Data records for software interfaces:
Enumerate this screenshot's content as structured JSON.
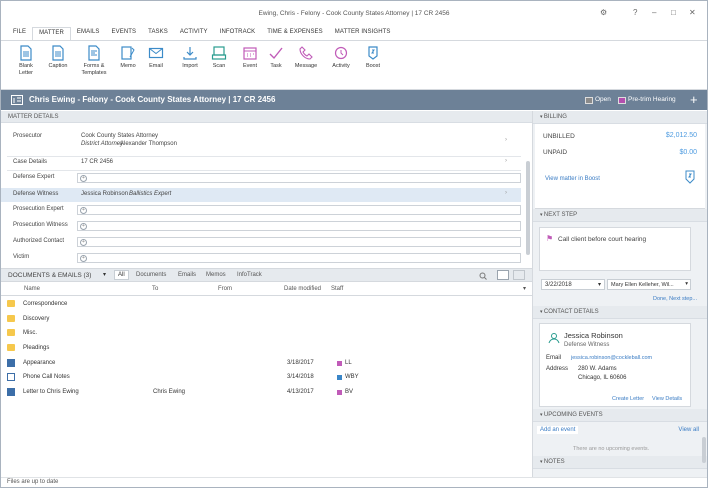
{
  "window": {
    "title": "Ewing, Chris - Felony - Cook County States Attorney | 17 CR 2456",
    "controls": [
      "⚙",
      "?",
      "–",
      "□",
      "✕"
    ]
  },
  "menu": {
    "tabs": [
      "FILE",
      "MATTER",
      "EMAILS",
      "EVENTS",
      "TASKS",
      "ACTIVITY",
      "INFOTRACK",
      "TIME & EXPENSES",
      "MATTER INSIGHTS"
    ],
    "active": "MATTER"
  },
  "ribbon": [
    {
      "label": "Blank\nLetter",
      "icon": "document-icon"
    },
    {
      "label": "Caption",
      "icon": "document-icon"
    },
    {
      "label": "Forms &\nTemplates",
      "icon": "forms-icon"
    },
    {
      "label": "Memo",
      "icon": "memo-icon"
    },
    {
      "label": "Email",
      "icon": "envelope-icon"
    },
    {
      "label": "Import",
      "icon": "download-icon"
    },
    {
      "label": "Scan",
      "icon": "scanner-icon"
    },
    {
      "label": "Event",
      "icon": "calendar-icon"
    },
    {
      "label": "Task",
      "icon": "check-icon"
    },
    {
      "label": "Message",
      "icon": "phone-icon"
    },
    {
      "label": "Activity",
      "icon": "activity-icon"
    },
    {
      "label": "Boost",
      "icon": "boost-icon"
    }
  ],
  "header": {
    "matter_title": "Chris Ewing - Felony - Cook County States Attorney | 17 CR 2456",
    "status_open": "Open",
    "status_hearing": "Pre-trim Hearing",
    "open_color": "#8a8a8a",
    "hearing_color": "#b34fae",
    "add": "+"
  },
  "matter_details": {
    "heading": "MATTER DETAILS",
    "prosecutor_label": "Prosecutor",
    "prosecutor_name": "Cook County States Attorney",
    "prosecutor_role": "District Attorney",
    "prosecutor_person": " Alexander Thompson",
    "case_label": "Case Details",
    "case_value": "17 CR 2456",
    "fields": [
      "Defense Expert",
      "Defense Witness",
      "Prosecution Expert",
      "Prosecution Witness",
      "Authorized Contact",
      "Victim"
    ],
    "witness_name": "Jessica Robinson",
    "witness_role": " Ballistics Expert"
  },
  "docs": {
    "heading": "DOCUMENTS & EMAILS (3)",
    "filters": [
      "All",
      "Documents",
      "Emails",
      "Memos",
      "InfoTrack"
    ],
    "columns": [
      "Name",
      "To",
      "From",
      "Date modified",
      "Staff"
    ],
    "folders": [
      "Correspondence",
      "Discovery",
      "Misc.",
      "Pleadings"
    ],
    "files": [
      {
        "name": "Appearance",
        "to": "",
        "date": "3/18/2017",
        "staff": "LL",
        "color": "#c05bb8"
      },
      {
        "name": "Phone Call Notes",
        "to": "",
        "date": "3/14/2018",
        "staff": "WBY",
        "color": "#3a86c8"
      },
      {
        "name": "Letter to Chris Ewing",
        "to": "Chris Ewing",
        "date": "4/13/2017",
        "staff": "BV",
        "color": "#c05bb8"
      }
    ],
    "status": "Files are up to date"
  },
  "billing": {
    "heading": "BILLING",
    "unbilled_label": "UNBILLED",
    "unbilled": "$2,012.50",
    "unpaid_label": "UNPAID",
    "unpaid": "$0.00",
    "link": "View matter in Boost"
  },
  "next_step": {
    "heading": "NEXT STEP",
    "text": "Call client before court hearing",
    "date": "3/22/2018",
    "assignee": "Mary Ellen Kelleher, Wil...",
    "done": "Done, Next step..."
  },
  "contact": {
    "heading": "CONTACT DETAILS",
    "name": "Jessica Robinson",
    "role": "Defense Witness",
    "email_label": "Email",
    "email": "jessica.robinson@cockleball.com",
    "address_label": "Address",
    "address1": "280 W. Adams",
    "address2": "Chicago, IL 60606",
    "create": "Create Letter",
    "view": "View Details"
  },
  "events": {
    "heading": "UPCOMING EVENTS",
    "add": "Add an event",
    "view": "View all",
    "none": "There are no upcoming events."
  },
  "notes": {
    "heading": "NOTES"
  }
}
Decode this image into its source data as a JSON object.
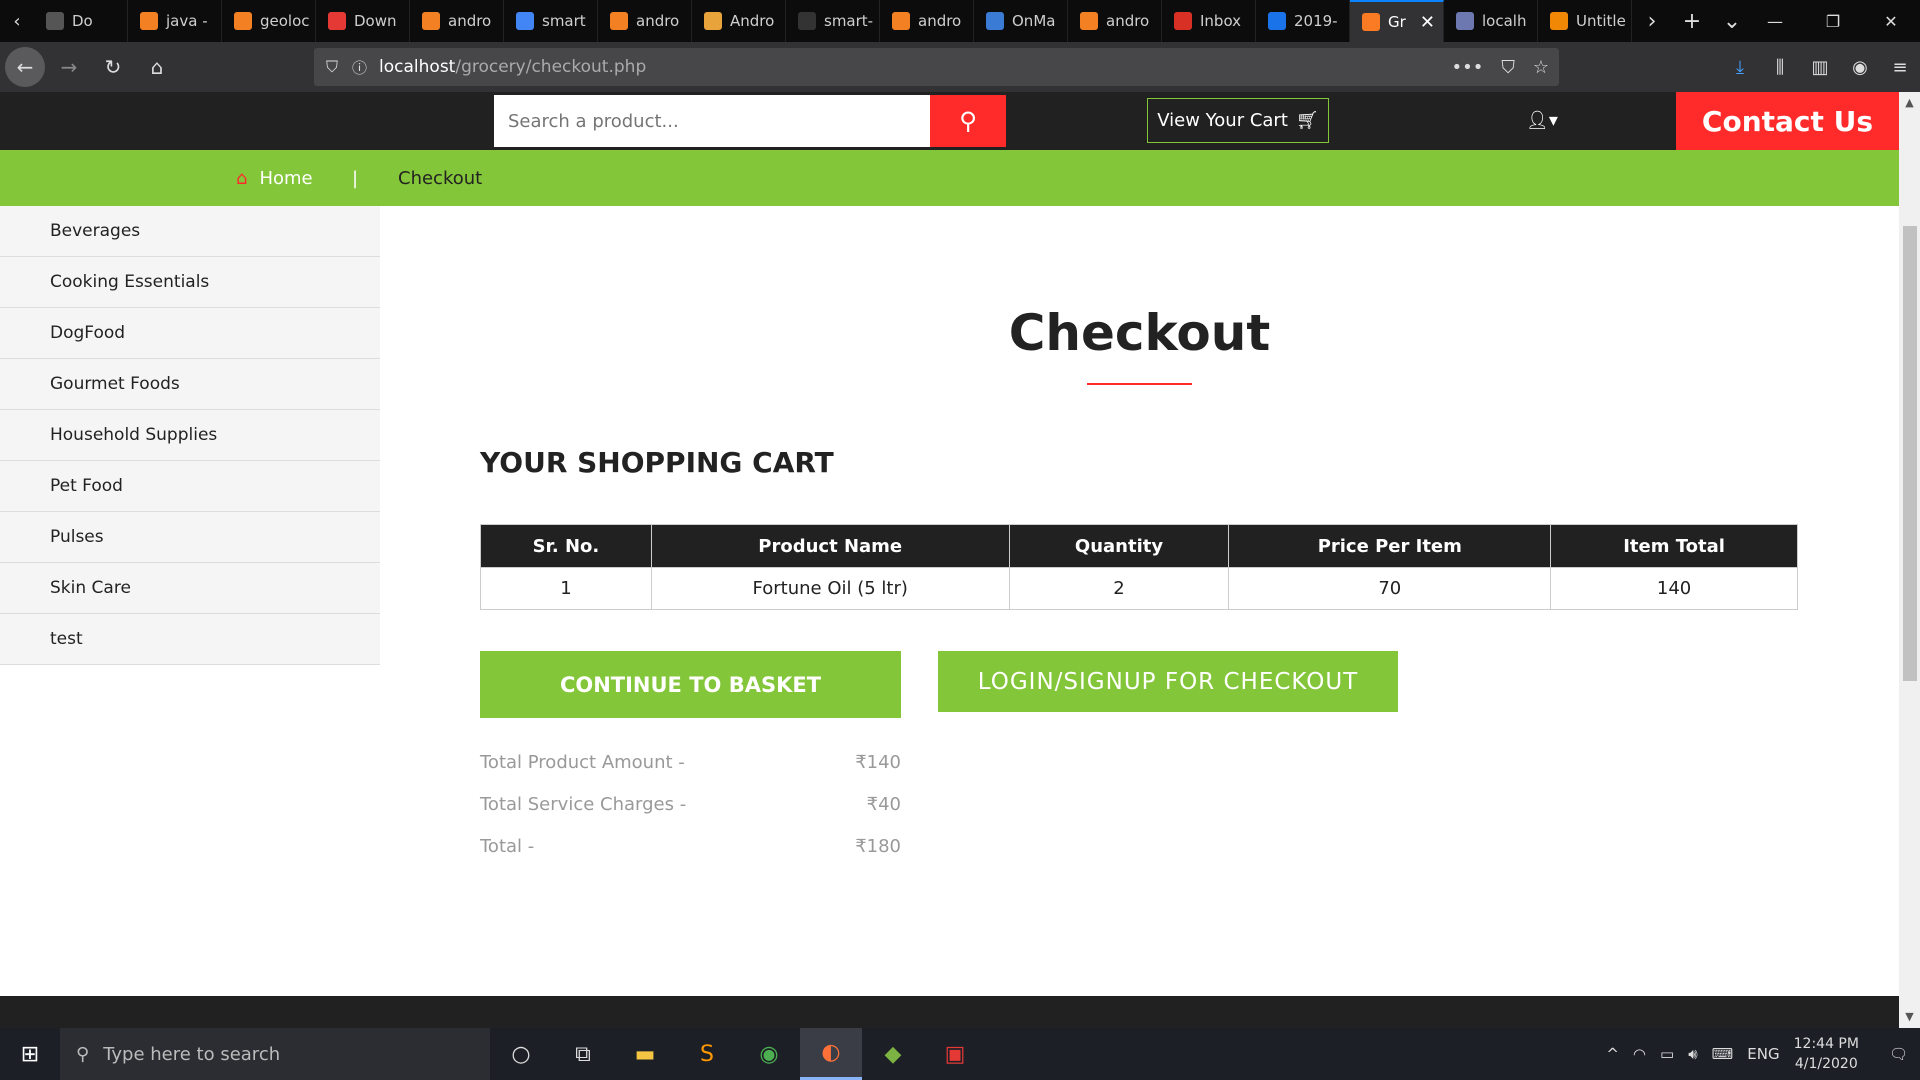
{
  "browser": {
    "tabs": [
      {
        "label": "Do",
        "icon": "tab-scroll-left-icon"
      },
      {
        "label": "java -",
        "icon": "stackoverflow-icon"
      },
      {
        "label": "geoloc",
        "icon": "stackoverflow-icon"
      },
      {
        "label": "Down",
        "icon": "download-site-icon"
      },
      {
        "label": "andro",
        "icon": "stackoverflow-icon"
      },
      {
        "label": "smart",
        "icon": "google-icon"
      },
      {
        "label": "andro",
        "icon": "stackoverflow-icon"
      },
      {
        "label": "Andro",
        "icon": "java-icon"
      },
      {
        "label": "smart-",
        "icon": "github-icon"
      },
      {
        "label": "andro",
        "icon": "stackoverflow-icon"
      },
      {
        "label": "OnMa",
        "icon": "map-icon"
      },
      {
        "label": "andro",
        "icon": "stackoverflow-icon"
      },
      {
        "label": "Inbox",
        "icon": "gmail-icon"
      },
      {
        "label": "2019-",
        "icon": "contacts-icon"
      },
      {
        "label": "Gr",
        "icon": "xampp-icon",
        "active": true
      },
      {
        "label": "localh",
        "icon": "phpmyadmin-icon"
      },
      {
        "label": "Untitle",
        "icon": "draw-icon"
      }
    ],
    "url_host": "localhost",
    "url_path": "/grocery/checkout.php"
  },
  "header": {
    "search_placeholder": "Search a product...",
    "view_cart_label": "View Your Cart",
    "contact_label": "Contact Us"
  },
  "breadcrumb": {
    "home": "Home",
    "separator": "|",
    "current": "Checkout"
  },
  "sidebar": {
    "items": [
      "Beverages",
      "Cooking Essentials",
      "DogFood",
      "Gourmet Foods",
      "Household Supplies",
      "Pet Food",
      "Pulses",
      "Skin Care",
      "test"
    ]
  },
  "main": {
    "title": "Checkout",
    "cart_heading": "YOUR SHOPPING CART",
    "table": {
      "headers": [
        "Sr. No.",
        "Product Name",
        "Quantity",
        "Price Per Item",
        "Item Total"
      ],
      "rows": [
        [
          "1",
          "Fortune Oil (5 ltr)",
          "2",
          "70",
          "140"
        ]
      ]
    },
    "continue_label": "CONTINUE TO BASKET",
    "login_label": "LOGIN/SIGNUP FOR CHECKOUT",
    "totals": [
      {
        "label": "Total Product Amount -",
        "value": "₹140"
      },
      {
        "label": "Total Service Charges -",
        "value": "₹40"
      },
      {
        "label": "Total -",
        "value": "₹180"
      }
    ]
  },
  "taskbar": {
    "search_placeholder": "Type here to search",
    "language": "ENG",
    "time": "12:44 PM",
    "date": "4/1/2020"
  },
  "colors": {
    "accent_green": "#84c639",
    "accent_red": "#ff2a2a",
    "dark": "#212121"
  }
}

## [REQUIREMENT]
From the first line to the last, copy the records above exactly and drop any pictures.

## [RESPONSE AREA]
Enumerate this screenshot's content as structured JSON.
{
  "window": {
    "title": "Ewing, Chris - Felony - Cook County States Attorney | 17 CR 2456",
    "controls": [
      "⚙",
      "?",
      "–",
      "□",
      "✕"
    ]
  },
  "menu": {
    "tabs": [
      "FILE",
      "MATTER",
      "EMAILS",
      "EVENTS",
      "TASKS",
      "ACTIVITY",
      "INFOTRACK",
      "TIME & EXPENSES",
      "MATTER INSIGHTS"
    ],
    "active": "MATTER"
  },
  "ribbon": [
    {
      "label": "Blank\nLetter",
      "icon": "document-icon"
    },
    {
      "label": "Caption",
      "icon": "document-icon"
    },
    {
      "label": "Forms &\nTemplates",
      "icon": "forms-icon"
    },
    {
      "label": "Memo",
      "icon": "memo-icon"
    },
    {
      "label": "Email",
      "icon": "envelope-icon"
    },
    {
      "label": "Import",
      "icon": "download-icon"
    },
    {
      "label": "Scan",
      "icon": "scanner-icon"
    },
    {
      "label": "Event",
      "icon": "calendar-icon"
    },
    {
      "label": "Task",
      "icon": "check-icon"
    },
    {
      "label": "Message",
      "icon": "phone-icon"
    },
    {
      "label": "Activity",
      "icon": "activity-icon"
    },
    {
      "label": "Boost",
      "icon": "boost-icon"
    }
  ],
  "header": {
    "matter_title": "Chris Ewing - Felony - Cook County States Attorney | 17 CR 2456",
    "status_open": "Open",
    "status_hearing": "Pre-trim Hearing",
    "open_color": "#8a8a8a",
    "hearing_color": "#b34fae",
    "add": "+"
  },
  "matter_details": {
    "heading": "MATTER DETAILS",
    "prosecutor_label": "Prosecutor",
    "prosecutor_name": "Cook County States Attorney",
    "prosecutor_role": "District Attorney",
    "prosecutor_person": " Alexander Thompson",
    "case_label": "Case Details",
    "case_value": "17 CR 2456",
    "fields": [
      "Defense Expert",
      "Defense Witness",
      "Prosecution Expert",
      "Prosecution Witness",
      "Authorized Contact",
      "Victim"
    ],
    "witness_name": "Jessica Robinson",
    "witness_role": " Ballistics Expert"
  },
  "docs": {
    "heading": "DOCUMENTS & EMAILS (3)",
    "filters": [
      "All",
      "Documents",
      "Emails",
      "Memos",
      "InfoTrack"
    ],
    "columns": [
      "Name",
      "To",
      "From",
      "Date modified",
      "Staff"
    ],
    "folders": [
      "Correspondence",
      "Discovery",
      "Misc.",
      "Pleadings"
    ],
    "files": [
      {
        "name": "Appearance",
        "to": "",
        "date": "3/18/2017",
        "staff": "LL",
        "color": "#c05bb8"
      },
      {
        "name": "Phone Call Notes",
        "to": "",
        "date": "3/14/2018",
        "staff": "WBY",
        "color": "#3a86c8"
      },
      {
        "name": "Letter to Chris Ewing",
        "to": "Chris Ewing",
        "date": "4/13/2017",
        "staff": "BV",
        "color": "#c05bb8"
      }
    ],
    "status": "Files are up to date"
  },
  "billing": {
    "heading": "BILLING",
    "unbilled_label": "UNBILLED",
    "unbilled": "$2,012.50",
    "unpaid_label": "UNPAID",
    "unpaid": "$0.00",
    "link": "View matter in Boost"
  },
  "next_step": {
    "heading": "NEXT STEP",
    "text": "Call client before court hearing",
    "date": "3/22/2018",
    "assignee": "Mary Ellen Kelleher, Wil...",
    "done": "Done, Next step..."
  },
  "contact": {
    "heading": "CONTACT DETAILS",
    "name": "Jessica Robinson",
    "role": "Defense Witness",
    "email_label": "Email",
    "email": "jessica.robinson@cockleball.com",
    "address_label": "Address",
    "address1": "280 W. Adams",
    "address2": "Chicago, IL 60606",
    "create": "Create Letter",
    "view": "View Details"
  },
  "events": {
    "heading": "UPCOMING EVENTS",
    "add": "Add an event",
    "view": "View all",
    "none": "There are no upcoming events."
  },
  "notes": {
    "heading": "NOTES"
  }
}
Decode this image into its source data as a JSON object.
{
  "browser": {
    "tabs": [
      {
        "label": "Do",
        "icon": "tab-scroll-left-icon"
      },
      {
        "label": "java -",
        "icon": "stackoverflow-icon"
      },
      {
        "label": "geoloc",
        "icon": "stackoverflow-icon"
      },
      {
        "label": "Down",
        "icon": "download-site-icon"
      },
      {
        "label": "andro",
        "icon": "stackoverflow-icon"
      },
      {
        "label": "smart",
        "icon": "google-icon"
      },
      {
        "label": "andro",
        "icon": "stackoverflow-icon"
      },
      {
        "label": "Andro",
        "icon": "java-icon"
      },
      {
        "label": "smart-",
        "icon": "github-icon"
      },
      {
        "label": "andro",
        "icon": "stackoverflow-icon"
      },
      {
        "label": "OnMa",
        "icon": "map-icon"
      },
      {
        "label": "andro",
        "icon": "stackoverflow-icon"
      },
      {
        "label": "Inbox",
        "icon": "gmail-icon"
      },
      {
        "label": "2019-",
        "icon": "contacts-icon"
      },
      {
        "label": "Gr",
        "icon": "xampp-icon",
        "active": true
      },
      {
        "label": "localh",
        "icon": "phpmyadmin-icon"
      },
      {
        "label": "Untitle",
        "icon": "draw-icon"
      }
    ],
    "url_host": "localhost",
    "url_path": "/grocery/checkout.php"
  },
  "header": {
    "search_placeholder": "Search a product...",
    "view_cart_label": "View Your Cart",
    "contact_label": "Contact Us"
  },
  "breadcrumb": {
    "home": "Home",
    "separator": "|",
    "current": "Checkout"
  },
  "sidebar": {
    "items": [
      "Beverages",
      "Cooking Essentials",
      "DogFood",
      "Gourmet Foods",
      "Household Supplies",
      "Pet Food",
      "Pulses",
      "Skin Care",
      "test"
    ]
  },
  "main": {
    "title": "Checkout",
    "cart_heading": "YOUR SHOPPING CART",
    "table": {
      "headers": [
        "Sr. No.",
        "Product Name",
        "Quantity",
        "Price Per Item",
        "Item Total"
      ],
      "rows": [
        [
          "1",
          "Fortune Oil (5 ltr)",
          "2",
          "70",
          "140"
        ]
      ]
    },
    "continue_label": "CONTINUE TO BASKET",
    "login_label": "LOGIN/SIGNUP FOR CHECKOUT",
    "totals": [
      {
        "label": "Total Product Amount -",
        "value": "₹140"
      },
      {
        "label": "Total Service Charges -",
        "value": "₹40"
      },
      {
        "label": "Total -",
        "value": "₹180"
      }
    ]
  },
  "taskbar": {
    "search_placeholder": "Type here to search",
    "language": "ENG",
    "time": "12:44 PM",
    "date": "4/1/2020"
  },
  "colors": {
    "accent_green": "#84c639",
    "accent_red": "#ff2a2a",
    "dark": "#212121"
  }
}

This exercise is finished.